**REQUIRED ACTION:**
Using the listing below, select the lines with the word "zoom" and copy them.

**WORKING DATA:**
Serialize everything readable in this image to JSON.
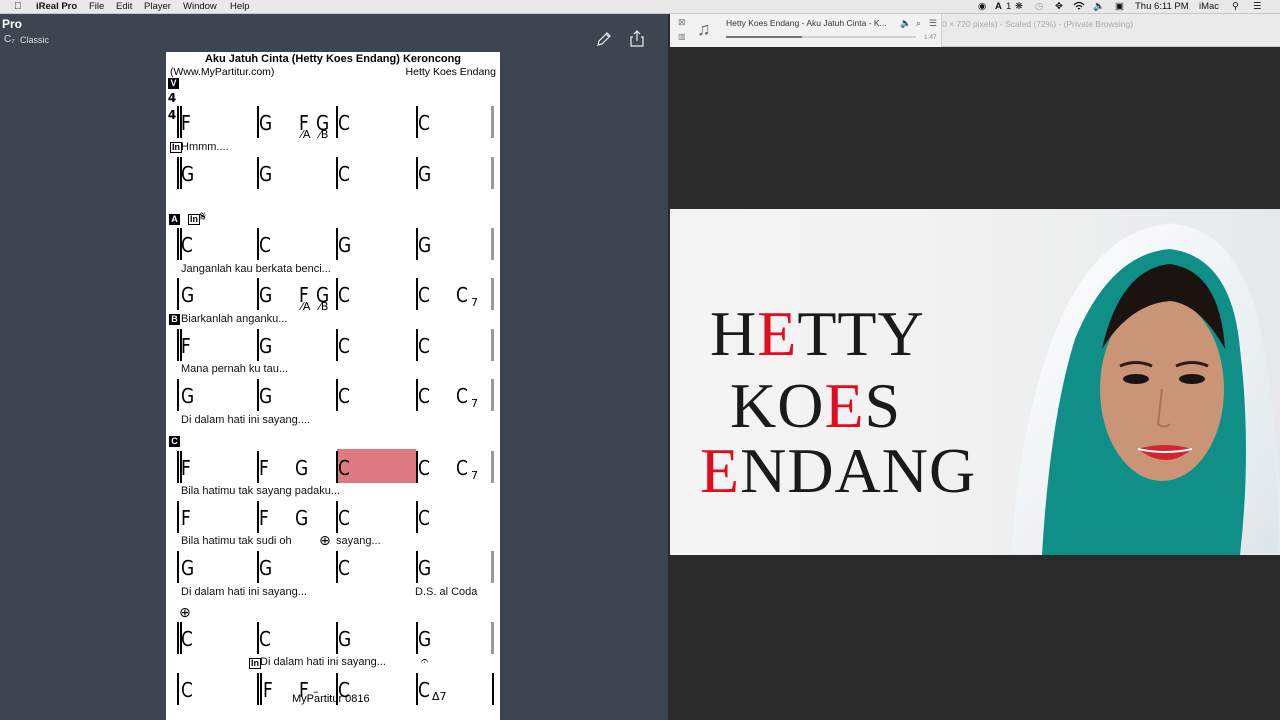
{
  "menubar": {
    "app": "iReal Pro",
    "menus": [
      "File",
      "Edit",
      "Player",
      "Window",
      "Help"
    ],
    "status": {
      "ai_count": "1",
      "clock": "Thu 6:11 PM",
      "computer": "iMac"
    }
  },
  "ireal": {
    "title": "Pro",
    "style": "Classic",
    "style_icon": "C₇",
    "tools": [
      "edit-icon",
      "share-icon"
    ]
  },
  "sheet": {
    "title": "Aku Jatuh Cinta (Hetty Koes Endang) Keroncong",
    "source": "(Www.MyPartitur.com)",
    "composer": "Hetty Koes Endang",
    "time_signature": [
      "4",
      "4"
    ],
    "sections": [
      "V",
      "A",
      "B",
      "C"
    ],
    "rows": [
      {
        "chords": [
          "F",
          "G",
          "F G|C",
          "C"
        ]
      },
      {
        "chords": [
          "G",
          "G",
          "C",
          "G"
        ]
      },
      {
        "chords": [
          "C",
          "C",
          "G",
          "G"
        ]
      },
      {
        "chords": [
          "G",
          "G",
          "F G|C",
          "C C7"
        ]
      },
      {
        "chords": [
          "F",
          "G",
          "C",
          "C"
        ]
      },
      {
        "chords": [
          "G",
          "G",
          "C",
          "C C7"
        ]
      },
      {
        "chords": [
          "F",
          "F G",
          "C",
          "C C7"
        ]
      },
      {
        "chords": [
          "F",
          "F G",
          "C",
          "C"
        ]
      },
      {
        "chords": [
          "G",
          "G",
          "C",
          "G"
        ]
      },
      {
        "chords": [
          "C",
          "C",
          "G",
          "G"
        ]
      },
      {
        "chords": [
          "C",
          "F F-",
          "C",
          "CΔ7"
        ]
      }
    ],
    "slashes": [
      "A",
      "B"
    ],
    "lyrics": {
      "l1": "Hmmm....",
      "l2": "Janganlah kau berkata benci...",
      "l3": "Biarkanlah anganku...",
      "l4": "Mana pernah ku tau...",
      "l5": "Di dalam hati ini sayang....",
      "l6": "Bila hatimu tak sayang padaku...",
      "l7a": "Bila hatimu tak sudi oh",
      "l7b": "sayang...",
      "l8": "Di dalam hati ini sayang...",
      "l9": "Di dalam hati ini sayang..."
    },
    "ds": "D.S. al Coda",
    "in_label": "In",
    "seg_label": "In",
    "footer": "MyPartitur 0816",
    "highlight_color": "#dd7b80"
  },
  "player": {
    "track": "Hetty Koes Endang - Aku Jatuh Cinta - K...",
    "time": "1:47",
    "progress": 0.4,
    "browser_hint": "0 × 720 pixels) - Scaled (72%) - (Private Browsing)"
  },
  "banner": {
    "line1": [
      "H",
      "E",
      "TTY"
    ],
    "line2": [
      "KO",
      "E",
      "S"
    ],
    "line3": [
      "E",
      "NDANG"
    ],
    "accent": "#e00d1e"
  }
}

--

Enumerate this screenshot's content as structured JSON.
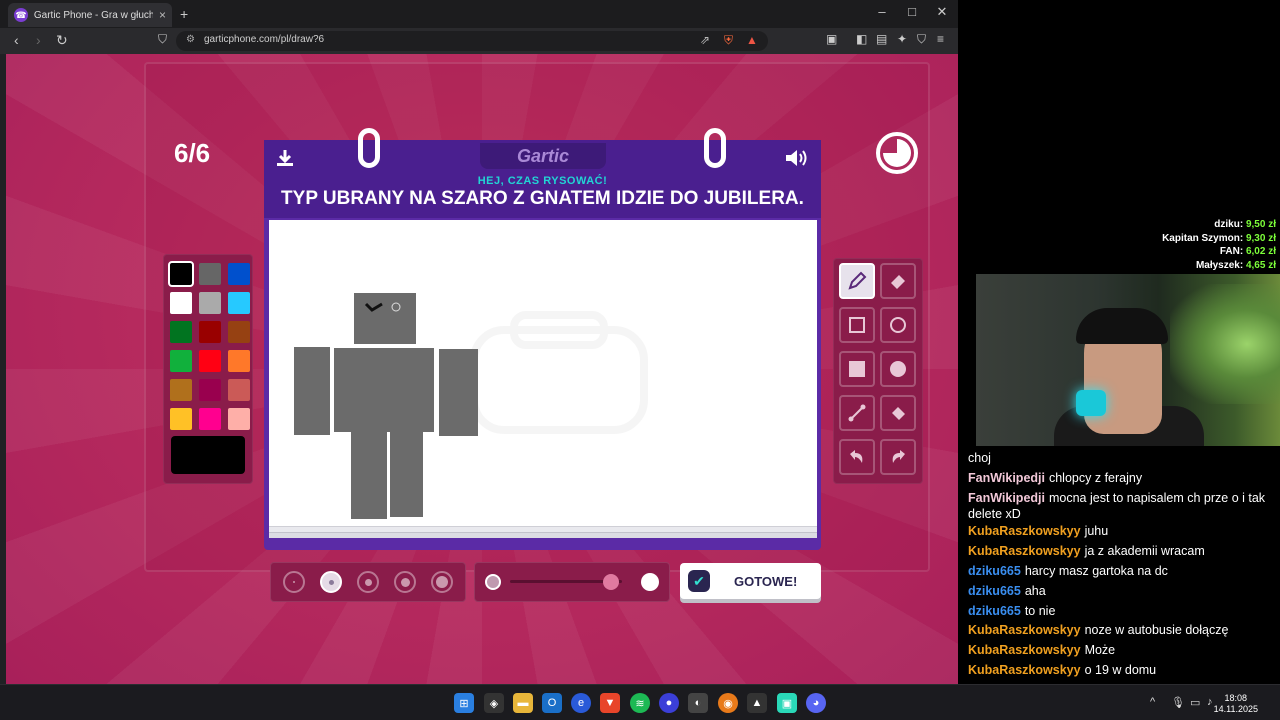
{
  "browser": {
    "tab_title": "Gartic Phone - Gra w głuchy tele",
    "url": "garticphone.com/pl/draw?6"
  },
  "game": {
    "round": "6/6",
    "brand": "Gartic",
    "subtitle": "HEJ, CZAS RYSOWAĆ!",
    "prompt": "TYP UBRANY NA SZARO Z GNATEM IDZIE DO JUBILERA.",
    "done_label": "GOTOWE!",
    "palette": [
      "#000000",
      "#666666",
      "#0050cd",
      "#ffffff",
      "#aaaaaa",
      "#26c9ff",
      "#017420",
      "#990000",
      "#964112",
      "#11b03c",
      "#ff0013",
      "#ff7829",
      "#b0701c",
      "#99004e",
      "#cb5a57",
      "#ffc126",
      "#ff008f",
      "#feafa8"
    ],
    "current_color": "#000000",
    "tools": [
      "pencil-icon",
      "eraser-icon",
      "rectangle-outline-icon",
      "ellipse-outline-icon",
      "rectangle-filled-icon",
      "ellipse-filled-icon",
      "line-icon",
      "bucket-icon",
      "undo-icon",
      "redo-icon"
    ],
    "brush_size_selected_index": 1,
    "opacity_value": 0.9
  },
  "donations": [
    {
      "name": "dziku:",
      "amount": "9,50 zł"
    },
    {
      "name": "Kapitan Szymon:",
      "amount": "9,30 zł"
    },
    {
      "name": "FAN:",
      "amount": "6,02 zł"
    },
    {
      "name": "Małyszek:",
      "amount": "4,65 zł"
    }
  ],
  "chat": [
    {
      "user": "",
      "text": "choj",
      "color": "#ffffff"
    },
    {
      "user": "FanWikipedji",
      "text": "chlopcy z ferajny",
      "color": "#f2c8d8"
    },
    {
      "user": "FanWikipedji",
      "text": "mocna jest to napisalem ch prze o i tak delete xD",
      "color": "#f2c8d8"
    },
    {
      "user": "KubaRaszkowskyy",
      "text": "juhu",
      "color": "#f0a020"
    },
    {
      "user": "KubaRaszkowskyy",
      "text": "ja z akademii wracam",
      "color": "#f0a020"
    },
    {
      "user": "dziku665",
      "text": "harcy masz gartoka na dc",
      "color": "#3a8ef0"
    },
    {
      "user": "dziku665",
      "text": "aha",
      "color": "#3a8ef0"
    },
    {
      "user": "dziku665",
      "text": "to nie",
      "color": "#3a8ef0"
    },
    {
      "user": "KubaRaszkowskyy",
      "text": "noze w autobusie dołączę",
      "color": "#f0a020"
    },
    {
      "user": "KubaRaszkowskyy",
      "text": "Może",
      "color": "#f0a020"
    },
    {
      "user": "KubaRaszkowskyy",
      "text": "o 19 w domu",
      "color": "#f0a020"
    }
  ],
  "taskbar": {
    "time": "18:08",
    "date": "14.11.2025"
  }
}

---

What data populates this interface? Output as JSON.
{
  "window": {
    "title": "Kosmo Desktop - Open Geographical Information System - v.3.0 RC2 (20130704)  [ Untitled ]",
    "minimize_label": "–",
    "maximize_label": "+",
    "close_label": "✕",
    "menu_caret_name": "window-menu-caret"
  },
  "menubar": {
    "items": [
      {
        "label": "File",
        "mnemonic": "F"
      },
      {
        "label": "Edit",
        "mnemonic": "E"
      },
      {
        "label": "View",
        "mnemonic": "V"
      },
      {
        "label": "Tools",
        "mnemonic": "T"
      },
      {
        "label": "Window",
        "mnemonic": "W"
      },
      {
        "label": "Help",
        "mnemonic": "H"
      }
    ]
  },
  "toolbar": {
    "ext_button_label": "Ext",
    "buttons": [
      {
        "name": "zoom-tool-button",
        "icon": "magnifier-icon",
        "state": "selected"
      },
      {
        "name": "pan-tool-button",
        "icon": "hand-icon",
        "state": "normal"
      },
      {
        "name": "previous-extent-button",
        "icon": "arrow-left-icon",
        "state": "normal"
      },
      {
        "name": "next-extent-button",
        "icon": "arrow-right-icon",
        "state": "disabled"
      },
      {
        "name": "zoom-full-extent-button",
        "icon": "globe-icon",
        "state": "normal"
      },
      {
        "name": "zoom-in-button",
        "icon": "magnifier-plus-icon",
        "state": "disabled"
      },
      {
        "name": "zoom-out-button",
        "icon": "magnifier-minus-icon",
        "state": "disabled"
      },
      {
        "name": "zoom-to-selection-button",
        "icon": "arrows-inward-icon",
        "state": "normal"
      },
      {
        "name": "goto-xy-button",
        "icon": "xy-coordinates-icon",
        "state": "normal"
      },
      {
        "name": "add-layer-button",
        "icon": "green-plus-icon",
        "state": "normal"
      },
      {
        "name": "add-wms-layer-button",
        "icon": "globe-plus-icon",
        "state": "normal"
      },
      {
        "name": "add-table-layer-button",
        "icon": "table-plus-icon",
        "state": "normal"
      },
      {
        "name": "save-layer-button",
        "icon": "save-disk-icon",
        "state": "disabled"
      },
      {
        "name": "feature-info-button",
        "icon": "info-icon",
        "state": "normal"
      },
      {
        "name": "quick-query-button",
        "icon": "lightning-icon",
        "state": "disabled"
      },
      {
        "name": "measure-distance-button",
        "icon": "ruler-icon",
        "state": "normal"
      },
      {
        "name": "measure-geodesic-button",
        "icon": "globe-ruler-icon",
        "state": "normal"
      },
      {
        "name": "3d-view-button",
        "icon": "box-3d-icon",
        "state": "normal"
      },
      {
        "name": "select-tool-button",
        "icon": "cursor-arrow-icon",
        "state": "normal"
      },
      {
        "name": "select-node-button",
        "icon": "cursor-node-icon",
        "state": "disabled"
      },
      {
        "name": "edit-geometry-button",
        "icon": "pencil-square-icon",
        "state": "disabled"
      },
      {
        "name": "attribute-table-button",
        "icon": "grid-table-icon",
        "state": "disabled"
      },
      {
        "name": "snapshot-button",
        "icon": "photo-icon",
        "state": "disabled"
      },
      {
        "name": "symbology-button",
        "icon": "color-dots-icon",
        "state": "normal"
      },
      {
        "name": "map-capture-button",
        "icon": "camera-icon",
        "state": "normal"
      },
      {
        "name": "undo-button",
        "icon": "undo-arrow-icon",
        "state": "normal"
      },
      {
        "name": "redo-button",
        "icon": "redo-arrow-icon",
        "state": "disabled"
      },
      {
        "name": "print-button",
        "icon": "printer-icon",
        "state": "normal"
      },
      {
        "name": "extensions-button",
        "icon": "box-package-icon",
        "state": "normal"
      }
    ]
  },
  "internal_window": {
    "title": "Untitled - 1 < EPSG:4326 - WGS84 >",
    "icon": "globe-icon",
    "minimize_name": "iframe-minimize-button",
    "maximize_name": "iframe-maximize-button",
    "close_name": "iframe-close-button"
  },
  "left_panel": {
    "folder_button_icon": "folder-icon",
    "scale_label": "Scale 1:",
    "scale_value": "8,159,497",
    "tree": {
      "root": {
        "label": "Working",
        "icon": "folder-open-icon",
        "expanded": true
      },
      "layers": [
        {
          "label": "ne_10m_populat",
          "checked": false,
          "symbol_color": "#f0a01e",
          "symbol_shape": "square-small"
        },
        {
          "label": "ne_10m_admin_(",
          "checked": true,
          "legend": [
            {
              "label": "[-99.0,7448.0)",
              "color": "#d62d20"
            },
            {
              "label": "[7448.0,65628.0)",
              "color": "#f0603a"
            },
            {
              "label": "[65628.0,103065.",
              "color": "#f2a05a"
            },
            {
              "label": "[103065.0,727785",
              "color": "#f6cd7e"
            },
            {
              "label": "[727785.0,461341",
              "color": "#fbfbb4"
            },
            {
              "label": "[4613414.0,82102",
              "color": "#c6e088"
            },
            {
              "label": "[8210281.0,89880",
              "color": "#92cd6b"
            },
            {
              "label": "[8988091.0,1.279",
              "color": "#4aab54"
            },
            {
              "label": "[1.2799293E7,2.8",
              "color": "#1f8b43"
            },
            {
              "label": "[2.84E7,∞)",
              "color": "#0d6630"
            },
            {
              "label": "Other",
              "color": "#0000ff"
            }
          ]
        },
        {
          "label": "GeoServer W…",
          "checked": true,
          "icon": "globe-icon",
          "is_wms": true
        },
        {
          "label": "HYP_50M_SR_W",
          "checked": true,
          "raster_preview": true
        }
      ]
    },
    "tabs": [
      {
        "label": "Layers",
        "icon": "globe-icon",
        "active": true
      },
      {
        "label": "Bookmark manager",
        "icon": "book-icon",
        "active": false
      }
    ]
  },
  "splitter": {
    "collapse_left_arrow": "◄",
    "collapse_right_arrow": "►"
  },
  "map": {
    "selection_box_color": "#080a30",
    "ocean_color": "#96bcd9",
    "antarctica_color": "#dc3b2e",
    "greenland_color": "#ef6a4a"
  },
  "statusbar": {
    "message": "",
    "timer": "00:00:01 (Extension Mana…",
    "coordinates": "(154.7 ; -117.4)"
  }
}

**OUTPUT FOR THIS TASK:**
        "name": "zoom-tool-button",
        "name": "zoom-full-extent-button",
        "name": "zoom-in-button",
        "name": "zoom-out-button",
        "name": "zoom-to-selection-button",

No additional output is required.